The Uncertainty of Medicine

Written by Melvin Philip, M.D., medical resident at the Greater Danbury Community Health Center Internal Medicine Residency Program


Naggalama has become my “home away from home.” A small community hospital run by Sister Jane, St. Francis Hospital caters to the underprivileged villages of Naggalama and is contained within a small Christian community consisting of a primary and secondary school, a nursery, a church, and housing for hospital staff. The medical director, Dr. Otim, has been our guide and resource in introducing us to the art of medicine in Uganda. The faculty have welcomed us with open arms.

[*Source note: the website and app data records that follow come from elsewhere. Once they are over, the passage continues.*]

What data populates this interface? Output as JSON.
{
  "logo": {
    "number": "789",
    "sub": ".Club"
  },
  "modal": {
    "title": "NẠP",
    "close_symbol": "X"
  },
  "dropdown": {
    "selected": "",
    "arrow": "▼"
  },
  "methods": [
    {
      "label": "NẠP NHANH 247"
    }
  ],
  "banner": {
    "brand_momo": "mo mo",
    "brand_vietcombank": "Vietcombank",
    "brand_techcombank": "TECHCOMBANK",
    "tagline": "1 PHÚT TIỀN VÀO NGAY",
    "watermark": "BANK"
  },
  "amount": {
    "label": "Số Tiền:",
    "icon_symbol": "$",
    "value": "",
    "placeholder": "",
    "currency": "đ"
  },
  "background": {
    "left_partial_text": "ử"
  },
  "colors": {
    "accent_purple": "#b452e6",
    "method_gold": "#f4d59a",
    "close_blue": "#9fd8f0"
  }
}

Advertisements

Caring For One Patient, Serving an Entire Community

Written by Rafael Khalitov, M.D., Global Health Scholar from Russia


“Anxious to bring both the year and New Year’s Day into line with the West, Peter decreed that the next new year would begin on January 1 and that the coming year would be numbered 1700… But to blunt the argument of those who said that God could not have made the earth in the depth of winter, Peter invited them “to view the map of the globe and gave them to understand that Russia was not all the world and that what was winter with them was, at the same time, always summer in those places beyond the equator.”
 -Robert K. Massie, Peter the Great: His Life and World
As a graduate of Kazan State Medical University, I am proud that my Alma Mater was among the first Russian institutions to send graduates and residents to medical facilities in other countries. Global health is one of the most powerful tools with which professional horizons can be widened. It reminds us why we chose medicine in the first place.

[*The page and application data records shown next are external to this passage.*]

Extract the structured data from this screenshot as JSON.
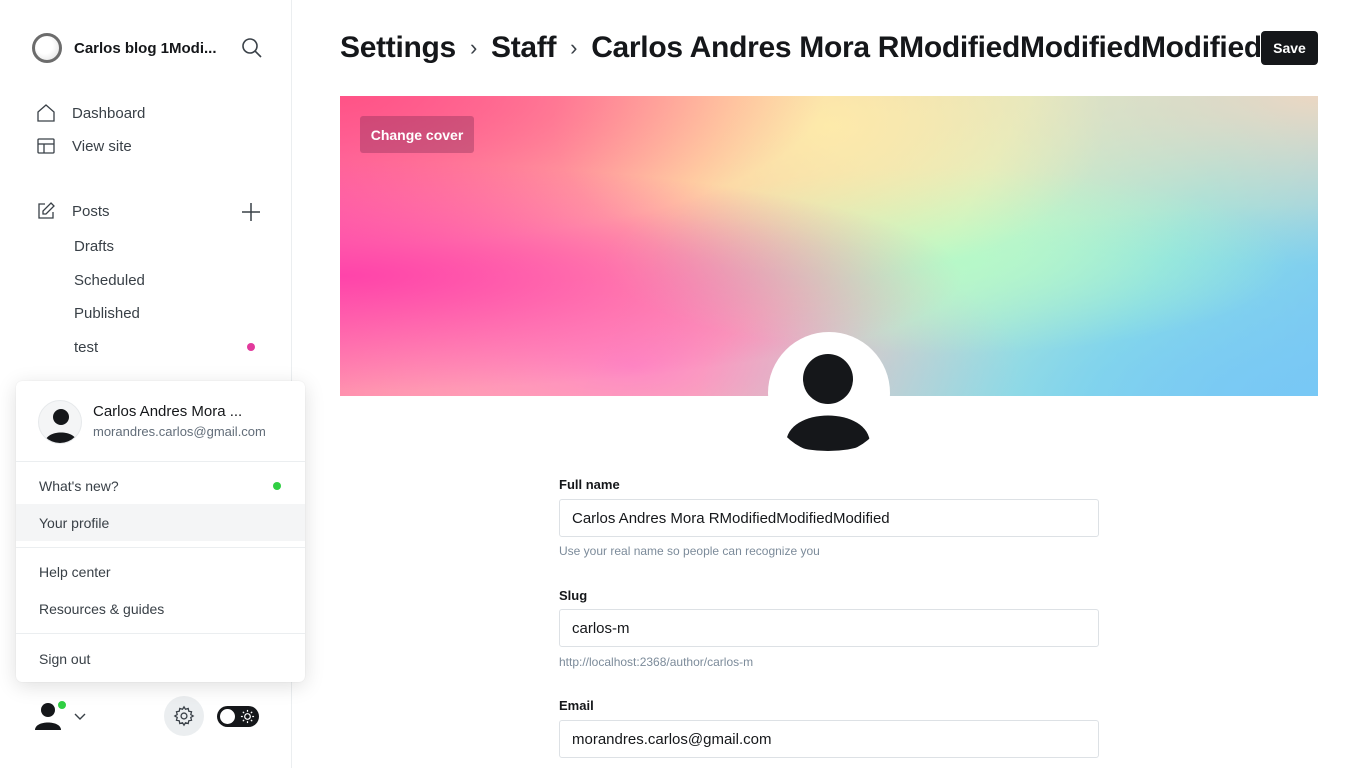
{
  "sidebar": {
    "site_title": "Carlos blog 1Modi...",
    "nav": {
      "dashboard": "Dashboard",
      "view_site": "View site",
      "posts": "Posts",
      "drafts": "Drafts",
      "scheduled": "Scheduled",
      "published": "Published",
      "test": "test"
    },
    "colors": {
      "tag_dot": "#e23a9c",
      "online_dot": "#30cf43"
    }
  },
  "user_menu": {
    "name": "Carlos Andres Mora ...",
    "email": "morandres.carlos@gmail.com",
    "whats_new": "What's new?",
    "your_profile": "Your profile",
    "help_center": "Help center",
    "resources": "Resources & guides",
    "sign_out": "Sign out"
  },
  "header": {
    "crumb_settings": "Settings",
    "crumb_staff": "Staff",
    "crumb_user": "Carlos Andres Mora RModifiedModifiedModified",
    "separator": "›",
    "save_label": "Save"
  },
  "cover": {
    "change_cover_label": "Change cover"
  },
  "form": {
    "full_name_label": "Full name",
    "full_name_value": "Carlos Andres Mora RModifiedModifiedModified",
    "full_name_hint": "Use your real name so people can recognize you",
    "slug_label": "Slug",
    "slug_value": "carlos-m",
    "slug_hint": "http://localhost:2368/author/carlos-m",
    "email_label": "Email",
    "email_value": "morandres.carlos@gmail.com"
  },
  "icons": {
    "search": "search-icon",
    "home": "home-icon",
    "view_site": "layout-icon",
    "posts": "edit-icon",
    "plus": "plus-icon",
    "gear": "gear-icon",
    "sun": "sun-icon",
    "chevron": "chevron-down-icon",
    "avatar": "user-avatar-icon"
  }
}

The Qualities That Make a Surgeon Great

Written by Bryce Bludevich, M.D. '17


He was a young man with a seemingly bright future ahead of him, a university student with a loving family. He was only twenty years old when he came to Mulago Hospital. He was skin and bones by the time he had arrived, his eyes sunken and blank as if he knew the end was in sight. Under his thin bedcovers lay the source of his malady: an open midline incision. The suture lay exposed, along with his spleen and small bowel. His tattered skin crisscrossed over his open abdomen, the edges of his incision well worn. He had multiple enterocutaneous fistulas.

Combating Medicine’s Hidden Curriculum

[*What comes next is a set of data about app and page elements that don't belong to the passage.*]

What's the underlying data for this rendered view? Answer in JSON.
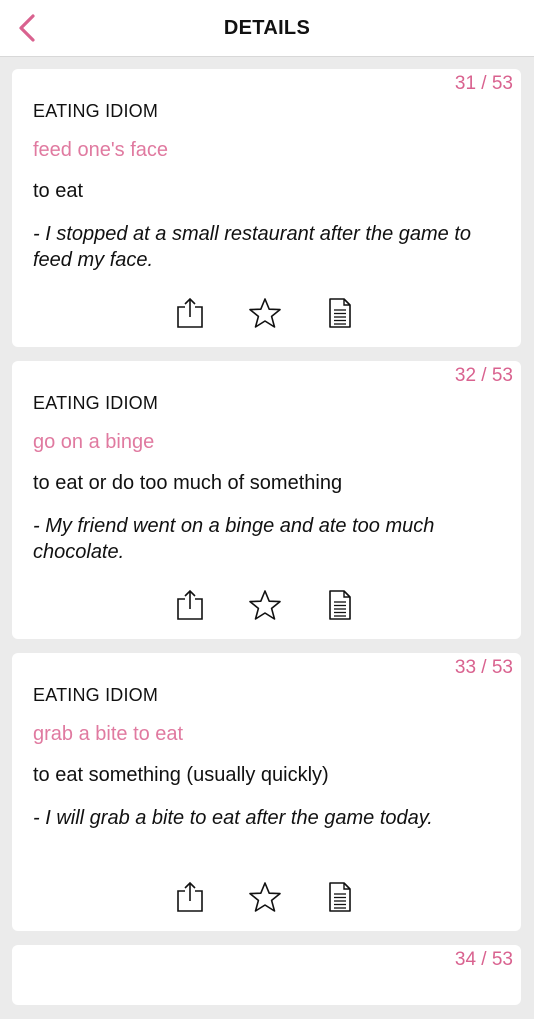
{
  "header": {
    "title": "DETAILS",
    "back_icon": "chevron-left-icon",
    "accent_color": "#d9628f"
  },
  "cards": [
    {
      "counter": "31 / 53",
      "category": "EATING IDIOM",
      "idiom": "feed one's face",
      "meaning": "to eat",
      "example": "- I stopped at a small restaurant after the game to feed my face."
    },
    {
      "counter": "32 / 53",
      "category": "EATING IDIOM",
      "idiom": "go on a binge",
      "meaning": "to eat or do too much of something",
      "example": "- My friend went on a binge and ate too much chocolate."
    },
    {
      "counter": "33 / 53",
      "category": "EATING IDIOM",
      "idiom": "grab a bite to eat",
      "meaning": "to eat something (usually quickly)",
      "example": "- I will grab a bite to eat after the game today."
    },
    {
      "counter": "34 / 53"
    }
  ],
  "actions": {
    "share_icon": "share-icon",
    "favorite_icon": "star-icon",
    "notes_icon": "document-icon"
  }
}
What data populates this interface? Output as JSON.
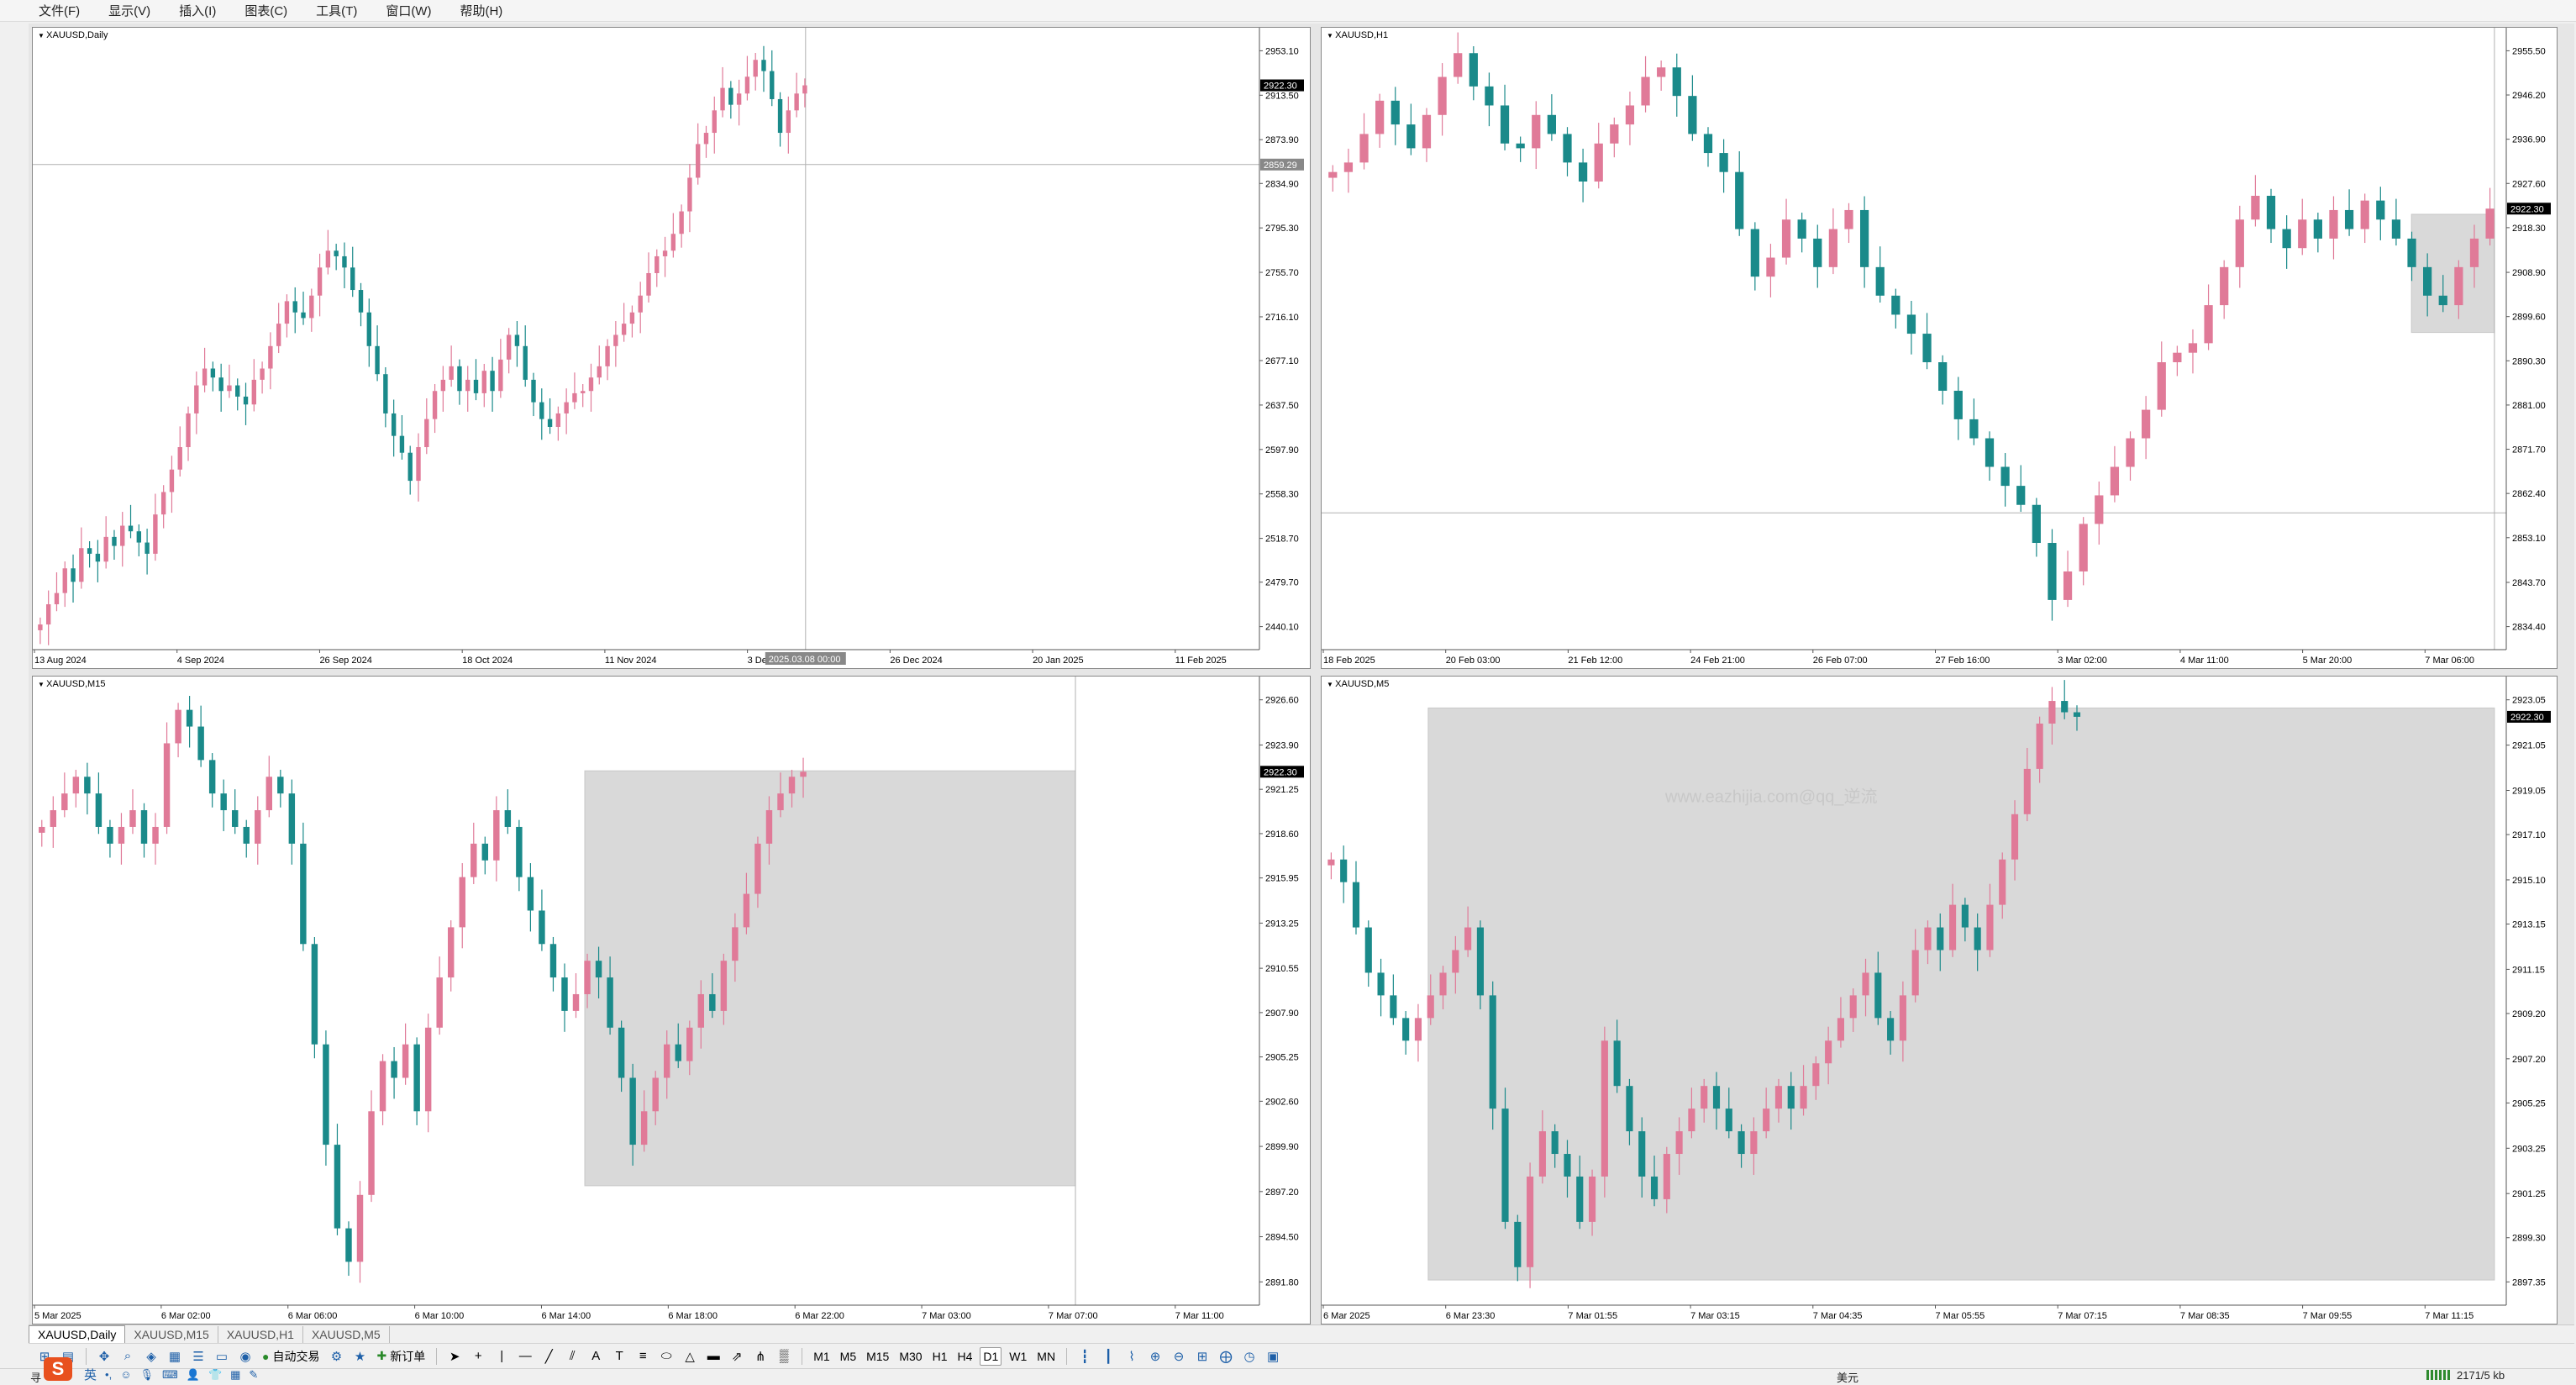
{
  "menu": [
    "文件(F)",
    "显示(V)",
    "插入(I)",
    "图表(C)",
    "工具(T)",
    "窗口(W)",
    "帮助(H)"
  ],
  "charts": [
    {
      "id": "daily",
      "title": "XAUUSD,Daily",
      "price_tag": "2922.30",
      "crosshair_price": "2859.29",
      "crosshair_time": "2025.03.08 00:00",
      "yticks": [
        "2953.10",
        "2913.50",
        "2873.90",
        "2834.90",
        "2795.30",
        "2755.70",
        "2716.10",
        "2677.10",
        "2637.50",
        "2597.90",
        "2558.30",
        "2518.70",
        "2479.70",
        "2440.10"
      ],
      "xticks": [
        "13 Aug 2024",
        "4 Sep 2024",
        "26 Sep 2024",
        "18 Oct 2024",
        "11 Nov 2024",
        "3 Dec 2024",
        "26 Dec 2024",
        "20 Jan 2025",
        "11 Feb 2025"
      ],
      "series": [
        2442,
        2460,
        2470,
        2492,
        2480,
        2510,
        2505,
        2498,
        2520,
        2512,
        2530,
        2525,
        2515,
        2505,
        2540,
        2560,
        2580,
        2600,
        2630,
        2655,
        2670,
        2662,
        2650,
        2655,
        2645,
        2638,
        2660,
        2670,
        2690,
        2710,
        2730,
        2720,
        2715,
        2735,
        2760,
        2775,
        2770,
        2760,
        2740,
        2720,
        2690,
        2665,
        2630,
        2610,
        2595,
        2570,
        2600,
        2625,
        2650,
        2660,
        2672,
        2650,
        2660,
        2648,
        2668,
        2650,
        2678,
        2700,
        2690,
        2660,
        2640,
        2625,
        2618,
        2630,
        2640,
        2648,
        2650,
        2662,
        2672,
        2690,
        2700,
        2710,
        2720,
        2735,
        2755,
        2770,
        2775,
        2790,
        2810,
        2840,
        2870,
        2880,
        2900,
        2920,
        2905,
        2915,
        2930,
        2945,
        2935,
        2910,
        2880,
        2900,
        2915,
        2922.3
      ]
    },
    {
      "id": "h1",
      "title": "XAUUSD,H1",
      "price_tag": "2922.30",
      "yticks": [
        "2955.50",
        "2946.20",
        "2936.90",
        "2927.60",
        "2918.30",
        "2908.90",
        "2899.60",
        "2890.30",
        "2881.00",
        "2871.70",
        "2862.40",
        "2853.10",
        "2843.70",
        "2834.40"
      ],
      "xticks": [
        "18 Feb 2025",
        "20 Feb 03:00",
        "21 Feb 12:00",
        "24 Feb 21:00",
        "26 Feb 07:00",
        "27 Feb 16:00",
        "3 Mar 02:00",
        "4 Mar 11:00",
        "5 Mar 20:00",
        "7 Mar 06:00"
      ],
      "series": [
        2930,
        2932,
        2938,
        2945,
        2940,
        2935,
        2942,
        2950,
        2955,
        2948,
        2944,
        2936,
        2935,
        2942,
        2938,
        2932,
        2928,
        2936,
        2940,
        2944,
        2950,
        2952,
        2946,
        2938,
        2934,
        2930,
        2918,
        2908,
        2912,
        2920,
        2916,
        2910,
        2918,
        2922,
        2910,
        2904,
        2900,
        2896,
        2890,
        2884,
        2878,
        2874,
        2868,
        2864,
        2860,
        2852,
        2840,
        2846,
        2856,
        2862,
        2868,
        2874,
        2880,
        2890,
        2892,
        2894,
        2902,
        2910,
        2920,
        2925,
        2918,
        2914,
        2920,
        2916,
        2922,
        2918,
        2924,
        2920,
        2916,
        2910,
        2904,
        2902,
        2910,
        2916,
        2922.3
      ]
    },
    {
      "id": "m15",
      "title": "XAUUSD,M15",
      "price_tag": "2922.30",
      "yticks": [
        "2926.60",
        "2923.90",
        "2921.25",
        "2918.60",
        "2915.95",
        "2913.25",
        "2910.55",
        "2907.90",
        "2905.25",
        "2902.60",
        "2899.90",
        "2897.20",
        "2894.50",
        "2891.80"
      ],
      "xticks": [
        "5 Mar 2025",
        "6 Mar 02:00",
        "6 Mar 06:00",
        "6 Mar 10:00",
        "6 Mar 14:00",
        "6 Mar 18:00",
        "6 Mar 22:00",
        "7 Mar 03:00",
        "7 Mar 07:00",
        "7 Mar 11:00"
      ],
      "series": [
        2919,
        2920,
        2921,
        2922,
        2921,
        2919,
        2918,
        2919,
        2920,
        2918,
        2919,
        2924,
        2926,
        2925,
        2923,
        2921,
        2920,
        2919,
        2918,
        2920,
        2922,
        2921,
        2918,
        2912,
        2906,
        2900,
        2895,
        2893,
        2897,
        2902,
        2905,
        2904,
        2906,
        2902,
        2907,
        2910,
        2913,
        2916,
        2918,
        2917,
        2920,
        2919,
        2916,
        2914,
        2912,
        2910,
        2908,
        2909,
        2911,
        2910,
        2907,
        2904,
        2900,
        2902,
        2904,
        2906,
        2905,
        2907,
        2909,
        2908,
        2911,
        2913,
        2915,
        2918,
        2920,
        2921,
        2922,
        2922.3
      ]
    },
    {
      "id": "m5",
      "title": "XAUUSD,M5",
      "price_tag": "2922.30",
      "watermark": "www.eazhijia.com@qq_逆流",
      "yticks": [
        "2923.05",
        "2921.05",
        "2919.05",
        "2917.10",
        "2915.10",
        "2913.15",
        "2911.15",
        "2909.20",
        "2907.20",
        "2905.25",
        "2903.25",
        "2901.25",
        "2899.30",
        "2897.35"
      ],
      "xticks": [
        "6 Mar 2025",
        "6 Mar 23:30",
        "7 Mar 01:55",
        "7 Mar 03:15",
        "7 Mar 04:35",
        "7 Mar 05:55",
        "7 Mar 07:15",
        "7 Mar 08:35",
        "7 Mar 09:55",
        "7 Mar 11:15"
      ],
      "series": [
        2916,
        2915,
        2913,
        2911,
        2910,
        2909,
        2908,
        2909,
        2910,
        2911,
        2912,
        2913,
        2910,
        2905,
        2900,
        2898,
        2902,
        2904,
        2903,
        2902,
        2900,
        2902,
        2908,
        2906,
        2904,
        2902,
        2901,
        2903,
        2904,
        2905,
        2906,
        2905,
        2904,
        2903,
        2904,
        2905,
        2906,
        2905,
        2906,
        2907,
        2908,
        2909,
        2910,
        2911,
        2909,
        2908,
        2910,
        2912,
        2913,
        2912,
        2914,
        2913,
        2912,
        2914,
        2916,
        2918,
        2920,
        2922,
        2923,
        2922.5,
        2922.3
      ]
    }
  ],
  "tabs": [
    "XAUUSD,Daily",
    "XAUUSD,M15",
    "XAUUSD,H1",
    "XAUUSD,M5"
  ],
  "toolbar": {
    "auto_trade": "自动交易",
    "new_order": "新订单",
    "timeframes": [
      "M1",
      "M5",
      "M15",
      "M30",
      "H1",
      "H4",
      "D1",
      "W1",
      "MN"
    ]
  },
  "status": {
    "currency": "美元",
    "traffic": "2171/5 kb",
    "ime": "英",
    "left_label": "寻"
  }
}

Written by Stefan Wheat, '18


"But we had forgotten that alongside Orwell's dark vision, there was another - slightly older, slightly less well known, equally chilling: Aldous Huxley's Brave New World. Orwell warns that we will be overcome by an externally imposed oppression. But in Huxley's vision, no Big Brother is required to deprive people of their autonomy, maturity and history.” -Neil Postman
My family reached the saddle of Thorung La pass on day fifteen of our twenty-one day trek of the Annapurna Circuit in Nepal, the 300 km trail encircling the Annapurna massif. On day sixteen I turned nine years old, and on day seventeen I developed appendicitis. That first night after I began to develop symptoms, I remember clearly when our sirdar, the leader of our expedition, entered the tent where I was screaming bloody murder—writhing in pain, but perfectly lucid. He sang a very tranquil song in Nepali and proceeded to inform my father—within clear earshot of myself—that he did not think I would survive to reach the nearest hospital. This marked my first experience with poor bedside manner.